Julian Opie has produced a number of works based on the model Kris in a variety of mediums, typical of the artists full-length figurative style and each piece showing the figure walking.

Throughout his career, Opie has made many images of people walking in the form of static prints, paintings, sculpture, and moving images. Using photographs taken by the artist, each print is then manipulated and reduced to a matter of simplified shapes and signs to represent a figure. Creating anonymous ‘passers-by’ with which to populate his world, Opie’s figures are not devoid of personality thus maintaining a sense of individuality within multiplicity.

Opie’s representations of Kris show the figure in a white t-shirt, blue trousers and long dark hair set against a flat green backdrop. Much like many of the artist’s walking figures, Kris is rendered anonymous through the use of a blank circle as a head that floats above his shoulders. These images are produced in Opie’s sign-like visual language that utilises bold line, block colour and simplified shapes that rapidly convey visual information with intensity.

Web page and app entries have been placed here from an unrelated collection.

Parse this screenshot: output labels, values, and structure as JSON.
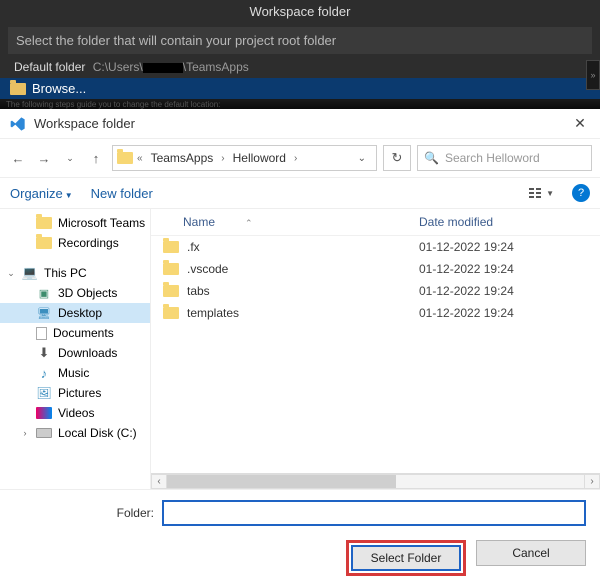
{
  "top": {
    "title": "Workspace folder",
    "instruction": "Select the folder that will contain your project root folder",
    "default_label": "Default folder",
    "default_path_prefix": "C:\\Users\\",
    "default_path_suffix": "\\TeamsApps",
    "browse": "Browse...",
    "hidden_text": "The following steps guide you to change the default location:"
  },
  "dialog": {
    "title": "Workspace folder",
    "close": "✕"
  },
  "nav": {
    "back": "←",
    "forward": "→",
    "recent": "⌄",
    "up": "↑",
    "refresh": "↻"
  },
  "breadcrumb": {
    "items": [
      "TeamsApps",
      "Helloword"
    ]
  },
  "search": {
    "placeholder": "Search Helloword",
    "icon": "🔍"
  },
  "toolbar": {
    "organize": "Organize",
    "new_folder": "New folder",
    "help": "?"
  },
  "tree": {
    "items": [
      {
        "label": "Microsoft Teams",
        "icon": "folder",
        "level": 1
      },
      {
        "label": "Recordings",
        "icon": "folder",
        "level": 1
      },
      {
        "label": "This PC",
        "icon": "pc",
        "level": 0,
        "expandable": true
      },
      {
        "label": "3D Objects",
        "icon": "3d",
        "level": 1
      },
      {
        "label": "Desktop",
        "icon": "desk",
        "level": 1,
        "selected": true
      },
      {
        "label": "Documents",
        "icon": "doc",
        "level": 1
      },
      {
        "label": "Downloads",
        "icon": "down",
        "level": 1
      },
      {
        "label": "Music",
        "icon": "music",
        "level": 1
      },
      {
        "label": "Pictures",
        "icon": "pic",
        "level": 1
      },
      {
        "label": "Videos",
        "icon": "vid",
        "level": 1
      },
      {
        "label": "Local Disk (C:)",
        "icon": "disk",
        "level": 1,
        "expandable": true
      }
    ]
  },
  "columns": {
    "name": "Name",
    "date": "Date modified"
  },
  "files": [
    {
      "name": ".fx",
      "date": "01-12-2022 19:24"
    },
    {
      "name": ".vscode",
      "date": "01-12-2022 19:24"
    },
    {
      "name": "tabs",
      "date": "01-12-2022 19:24"
    },
    {
      "name": "templates",
      "date": "01-12-2022 19:24"
    }
  ],
  "footer": {
    "folder_label": "Folder:",
    "folder_value": "",
    "select": "Select Folder",
    "cancel": "Cancel"
  }
}
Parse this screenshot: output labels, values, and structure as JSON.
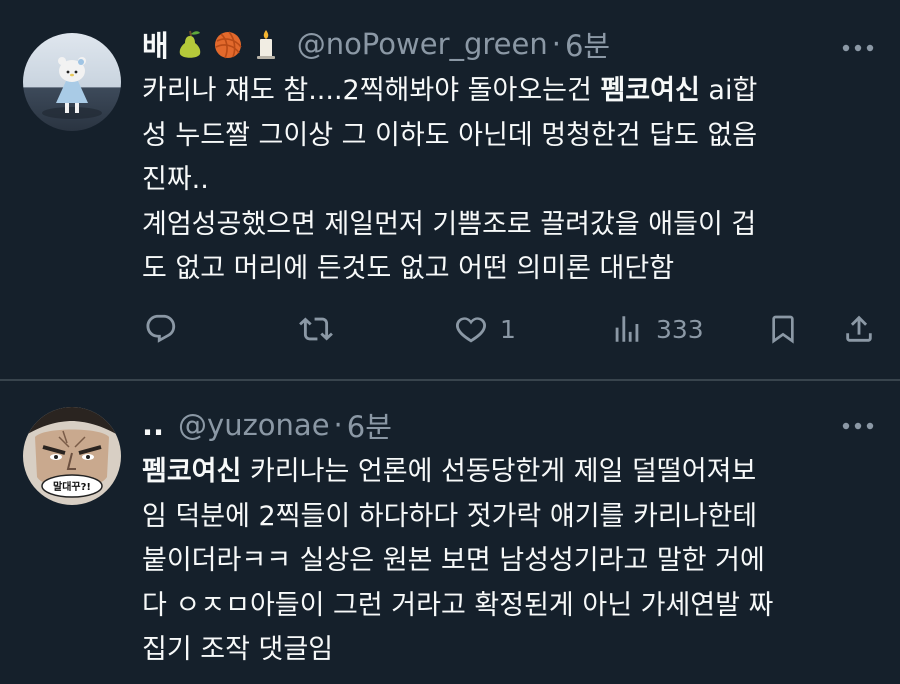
{
  "tweets": [
    {
      "display_name": "배",
      "emoji_icons": [
        "pear-emoji",
        "yarn-emoji",
        "candle-emoji"
      ],
      "handle": "@noPower_green",
      "separator": "·",
      "time": "6분",
      "lines": [
        [
          "카리나 쟤도 참....2찍해봐야 돌아오는건 ",
          "펨코여신",
          " ai합"
        ],
        [
          "성 누드짤 그이상 그 이하도 아닌데 멍청한건 답도 없음"
        ],
        [
          "진짜.."
        ],
        [
          "계엄성공했으면 제일먼저 기쁨조로 끌려갔을 애들이 겁"
        ],
        [
          "도 없고 머리에 든것도 없고 어떤 의미론 대단함"
        ]
      ],
      "like_count": "1",
      "view_count": "333"
    },
    {
      "display_name": "..",
      "handle": "@yuzonae",
      "separator": "·",
      "time": "6분",
      "avatar_caption": "말대꾸?!",
      "lines": [
        [
          "펨코여신",
          " 카리나는 언론에 선동당한게 제일 덜떨어져보"
        ],
        [
          "임 덕분에 2찍들이 하다하다 젓가락 얘기를 카리나한테"
        ],
        [
          "붙이더라ㅋㅋ 실상은 원본 보면 남성성기라고 말한 거에"
        ],
        [
          "다 ㅇㅈㅁ아들이 그런 거라고 확정된게 아닌 가세연발 짜"
        ],
        [
          "집기 조작 댓글임"
        ]
      ]
    }
  ]
}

The figure in Kris Walking from 2011 is defined by his long hair, clothing and stance, working in a way that reduces the figure to a ‘type’, prompting the viewer to think about how we relate to and resemble one another. The utilitarian quality that characterises Opie’s visual language, creating a system of signs that point to categories of people, Opie asks the viewer whether we are all reducible to predetermined ‘types.’

Of this, Opie has stated that, “I think the whole notion we carry of people as examples of types is very interesting… There are some key famous people who become these types and I want to extend that really so that everybody is a type if you draw them in the way that I do.”